Count only the lines of the records that hold "Index", then give the number without any other words.
--- Data to use Enclosed Below ---
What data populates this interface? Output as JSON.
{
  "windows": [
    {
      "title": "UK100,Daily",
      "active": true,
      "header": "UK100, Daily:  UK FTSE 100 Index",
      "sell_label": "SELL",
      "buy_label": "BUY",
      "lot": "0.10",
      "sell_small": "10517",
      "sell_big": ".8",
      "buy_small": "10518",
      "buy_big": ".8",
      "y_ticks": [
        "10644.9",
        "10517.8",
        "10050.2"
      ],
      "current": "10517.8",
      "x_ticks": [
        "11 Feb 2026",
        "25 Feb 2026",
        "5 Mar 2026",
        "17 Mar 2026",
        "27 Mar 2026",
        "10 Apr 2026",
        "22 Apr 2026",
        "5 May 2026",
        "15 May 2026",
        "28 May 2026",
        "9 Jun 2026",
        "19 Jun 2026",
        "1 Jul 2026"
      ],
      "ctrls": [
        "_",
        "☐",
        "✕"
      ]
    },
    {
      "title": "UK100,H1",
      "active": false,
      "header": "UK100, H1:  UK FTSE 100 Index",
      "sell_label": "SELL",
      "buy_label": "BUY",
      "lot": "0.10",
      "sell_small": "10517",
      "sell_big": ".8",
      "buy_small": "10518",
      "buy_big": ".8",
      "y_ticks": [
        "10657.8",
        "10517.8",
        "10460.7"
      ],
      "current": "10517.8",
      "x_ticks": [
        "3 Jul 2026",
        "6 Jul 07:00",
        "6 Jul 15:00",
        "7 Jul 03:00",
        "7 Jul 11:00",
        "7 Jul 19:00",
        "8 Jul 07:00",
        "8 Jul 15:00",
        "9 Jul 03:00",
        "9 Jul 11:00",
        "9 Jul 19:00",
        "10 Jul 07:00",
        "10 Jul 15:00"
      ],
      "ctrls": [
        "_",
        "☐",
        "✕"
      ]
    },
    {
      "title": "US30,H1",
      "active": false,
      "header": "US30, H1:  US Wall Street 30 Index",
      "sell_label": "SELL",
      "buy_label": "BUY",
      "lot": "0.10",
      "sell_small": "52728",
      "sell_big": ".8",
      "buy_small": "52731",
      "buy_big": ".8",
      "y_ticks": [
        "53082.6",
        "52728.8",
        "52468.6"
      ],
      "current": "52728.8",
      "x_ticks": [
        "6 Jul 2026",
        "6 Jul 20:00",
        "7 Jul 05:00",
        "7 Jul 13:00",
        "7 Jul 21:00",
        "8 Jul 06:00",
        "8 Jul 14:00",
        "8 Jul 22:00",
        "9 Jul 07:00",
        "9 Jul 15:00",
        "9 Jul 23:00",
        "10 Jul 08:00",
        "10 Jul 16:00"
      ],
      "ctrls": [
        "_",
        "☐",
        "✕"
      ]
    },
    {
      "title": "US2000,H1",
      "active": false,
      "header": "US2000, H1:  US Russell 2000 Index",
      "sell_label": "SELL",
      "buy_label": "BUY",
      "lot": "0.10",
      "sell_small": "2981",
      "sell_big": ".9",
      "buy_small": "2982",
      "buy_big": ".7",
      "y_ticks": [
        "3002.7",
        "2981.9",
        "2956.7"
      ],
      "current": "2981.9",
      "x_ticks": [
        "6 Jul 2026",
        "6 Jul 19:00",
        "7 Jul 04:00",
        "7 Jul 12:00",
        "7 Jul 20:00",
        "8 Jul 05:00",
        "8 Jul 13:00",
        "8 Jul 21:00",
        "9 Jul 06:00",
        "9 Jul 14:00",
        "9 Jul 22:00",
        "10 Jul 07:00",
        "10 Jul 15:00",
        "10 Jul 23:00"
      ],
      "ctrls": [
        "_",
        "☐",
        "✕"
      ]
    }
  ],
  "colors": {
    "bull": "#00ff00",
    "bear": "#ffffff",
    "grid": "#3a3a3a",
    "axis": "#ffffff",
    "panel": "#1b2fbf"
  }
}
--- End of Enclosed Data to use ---
Result:
4